Was their coverage of the encounter between Manchester United and Barcelona a triumph? Depends which way you look at it. Certainly the audience figures, which peaked at 10.3 million, attracting 39 per cent of viewers on terrestrial television, will have delighted ITV. And ad revenue of £8 million will also have been welcomed by the cash-strapped channel.
But there's a slightly unconvincing air about ITV's football coverage these days. Tuesday's preview, presented by Jim Rosenthal, set out the stall for the live action well enough, but on the day the commentary team of Clive Tyldesley and David Pleat, backed up by analysts Andy Townsend and Teddy Sheringham, struggled to pick up the ball and run with it with the same aplomb.
Whereas Rosenthal gently guyed the "city of gladiators" clichés that are always a temptation when covering any big sporting event in Rome, Tyld-esley had no such inhibitions at the Stadio Olimpico: "We're a few kilometres out of town from the Colosseum, but there's something rather gladiatorial about this moment," he announced; you could almost imagine him in a toga.
"It could be a really special night; if we get an early goal it could be sensational," said Townsend. "My gut feeling is United – I think they will squeeze it 2-1." Sheringham nodded sagely, before adding: "I think there will be more goals, I really do."
United's bright opening seemed to bear this out, but then Samuel Eto'o's goal for Barça left the ITV team bemused. "Big games are like a big film... players are actors," United legend turned movie star Eric Cantona pronounced while plugging his latest picture, 'Finding Eric'. Tyldes-ley and Co couldn't understand why this big game wasn't going according to the script.
At half-time they seemed in as much disarray as United. Sheringham, never the most articulate of men, spluttered while watching a replay of Eto'o scoring: "Don't give him a half-chance... it's not even a half-chance... look, there's his half-chance". The others fell back on the tried, tested and trite: "If the Spanish get a second, then it's a mountain to climb" (Townsend); and "Edwin van der Sar, 38 years young" (Tyldesley).
By the end the rout was complete, on and off the pitch. All that was left was to conduct gloomy interviews with the losing Manchester contingent and creep away, leaving the Barça boys to celebrate.
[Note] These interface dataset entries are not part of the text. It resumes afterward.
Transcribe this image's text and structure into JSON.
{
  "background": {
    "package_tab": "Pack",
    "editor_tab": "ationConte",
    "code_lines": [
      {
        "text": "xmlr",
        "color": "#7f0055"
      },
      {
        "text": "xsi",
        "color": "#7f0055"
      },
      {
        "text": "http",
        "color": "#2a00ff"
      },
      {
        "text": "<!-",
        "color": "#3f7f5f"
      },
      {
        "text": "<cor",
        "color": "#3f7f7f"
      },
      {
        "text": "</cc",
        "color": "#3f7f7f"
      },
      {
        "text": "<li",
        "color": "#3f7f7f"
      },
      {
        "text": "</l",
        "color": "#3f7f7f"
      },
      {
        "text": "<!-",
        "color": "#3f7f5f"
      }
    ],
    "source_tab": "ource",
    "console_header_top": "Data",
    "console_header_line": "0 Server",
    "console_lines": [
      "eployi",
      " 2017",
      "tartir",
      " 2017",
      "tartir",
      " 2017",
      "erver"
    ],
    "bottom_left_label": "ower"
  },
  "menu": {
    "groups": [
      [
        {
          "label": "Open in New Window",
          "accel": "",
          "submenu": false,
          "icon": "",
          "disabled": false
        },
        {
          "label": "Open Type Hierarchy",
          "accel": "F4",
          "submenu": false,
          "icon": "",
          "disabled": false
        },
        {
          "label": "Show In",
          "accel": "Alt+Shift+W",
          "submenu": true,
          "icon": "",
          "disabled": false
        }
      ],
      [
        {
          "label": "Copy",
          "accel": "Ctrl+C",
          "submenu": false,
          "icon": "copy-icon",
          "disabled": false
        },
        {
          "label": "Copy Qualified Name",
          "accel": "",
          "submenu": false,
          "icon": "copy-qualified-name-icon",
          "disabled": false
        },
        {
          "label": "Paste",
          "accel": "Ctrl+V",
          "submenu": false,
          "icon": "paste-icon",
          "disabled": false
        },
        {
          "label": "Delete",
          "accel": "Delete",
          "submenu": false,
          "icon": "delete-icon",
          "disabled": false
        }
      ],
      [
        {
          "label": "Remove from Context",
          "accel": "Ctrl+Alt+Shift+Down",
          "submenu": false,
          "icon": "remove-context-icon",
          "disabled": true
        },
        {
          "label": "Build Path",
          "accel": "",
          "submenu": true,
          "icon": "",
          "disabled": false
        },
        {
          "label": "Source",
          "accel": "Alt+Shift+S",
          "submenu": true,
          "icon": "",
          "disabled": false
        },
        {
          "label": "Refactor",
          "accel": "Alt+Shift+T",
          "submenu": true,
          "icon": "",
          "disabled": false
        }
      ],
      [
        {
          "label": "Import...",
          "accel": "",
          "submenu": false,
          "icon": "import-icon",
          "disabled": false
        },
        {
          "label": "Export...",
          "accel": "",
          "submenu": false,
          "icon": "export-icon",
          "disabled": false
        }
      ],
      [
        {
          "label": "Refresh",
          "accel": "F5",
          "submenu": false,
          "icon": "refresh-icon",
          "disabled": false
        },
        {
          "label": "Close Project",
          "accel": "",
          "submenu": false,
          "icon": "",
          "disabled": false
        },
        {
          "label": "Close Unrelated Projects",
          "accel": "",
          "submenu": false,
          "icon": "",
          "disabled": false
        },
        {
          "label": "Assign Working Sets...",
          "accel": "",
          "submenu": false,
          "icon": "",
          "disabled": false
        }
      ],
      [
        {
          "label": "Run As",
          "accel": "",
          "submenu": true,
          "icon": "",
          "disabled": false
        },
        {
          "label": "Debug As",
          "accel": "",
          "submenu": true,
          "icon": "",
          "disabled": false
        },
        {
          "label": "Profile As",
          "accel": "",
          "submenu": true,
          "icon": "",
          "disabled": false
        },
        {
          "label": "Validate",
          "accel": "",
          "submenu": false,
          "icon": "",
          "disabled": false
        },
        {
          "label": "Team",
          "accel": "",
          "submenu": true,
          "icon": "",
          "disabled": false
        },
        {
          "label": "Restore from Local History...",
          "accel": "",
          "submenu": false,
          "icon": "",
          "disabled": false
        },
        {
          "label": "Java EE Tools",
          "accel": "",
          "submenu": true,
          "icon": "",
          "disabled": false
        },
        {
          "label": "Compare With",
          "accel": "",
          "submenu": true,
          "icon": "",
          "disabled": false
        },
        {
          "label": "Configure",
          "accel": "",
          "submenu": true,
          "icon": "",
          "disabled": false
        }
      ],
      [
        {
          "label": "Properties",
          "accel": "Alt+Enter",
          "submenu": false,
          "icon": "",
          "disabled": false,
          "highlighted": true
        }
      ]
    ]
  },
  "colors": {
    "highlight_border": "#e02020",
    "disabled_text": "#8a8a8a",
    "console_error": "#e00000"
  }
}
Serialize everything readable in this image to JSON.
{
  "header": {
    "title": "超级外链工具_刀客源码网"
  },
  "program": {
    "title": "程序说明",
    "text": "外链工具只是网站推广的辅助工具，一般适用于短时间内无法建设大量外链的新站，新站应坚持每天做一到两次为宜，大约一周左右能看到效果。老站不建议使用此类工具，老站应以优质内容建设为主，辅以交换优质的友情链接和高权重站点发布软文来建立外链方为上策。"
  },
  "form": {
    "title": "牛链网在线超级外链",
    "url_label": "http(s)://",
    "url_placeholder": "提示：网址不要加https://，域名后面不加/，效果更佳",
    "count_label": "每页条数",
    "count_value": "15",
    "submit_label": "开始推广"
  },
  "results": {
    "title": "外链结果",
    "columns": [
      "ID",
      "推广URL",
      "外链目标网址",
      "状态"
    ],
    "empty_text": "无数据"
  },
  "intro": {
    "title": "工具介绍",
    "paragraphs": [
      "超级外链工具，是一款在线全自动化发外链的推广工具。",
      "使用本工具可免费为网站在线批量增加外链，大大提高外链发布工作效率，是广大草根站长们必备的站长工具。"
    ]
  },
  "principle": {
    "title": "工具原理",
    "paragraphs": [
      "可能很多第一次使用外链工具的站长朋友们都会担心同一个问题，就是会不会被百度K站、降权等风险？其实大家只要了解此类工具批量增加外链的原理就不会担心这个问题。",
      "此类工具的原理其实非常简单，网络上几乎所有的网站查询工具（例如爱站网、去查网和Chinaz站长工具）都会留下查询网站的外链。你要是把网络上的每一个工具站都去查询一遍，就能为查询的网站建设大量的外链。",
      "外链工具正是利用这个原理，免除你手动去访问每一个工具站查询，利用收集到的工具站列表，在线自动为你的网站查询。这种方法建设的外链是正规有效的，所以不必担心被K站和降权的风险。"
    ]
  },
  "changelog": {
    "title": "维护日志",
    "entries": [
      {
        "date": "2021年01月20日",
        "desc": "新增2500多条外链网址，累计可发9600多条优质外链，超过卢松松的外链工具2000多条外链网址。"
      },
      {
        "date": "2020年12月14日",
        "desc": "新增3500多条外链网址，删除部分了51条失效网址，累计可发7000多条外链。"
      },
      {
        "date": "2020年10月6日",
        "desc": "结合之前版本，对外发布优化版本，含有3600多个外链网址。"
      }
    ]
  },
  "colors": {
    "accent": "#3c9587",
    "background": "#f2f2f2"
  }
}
Someone quoted Sir Alex's phrase: "Football... bloody hell." It was for United and the commentary team, if not for ITV's bean-counters.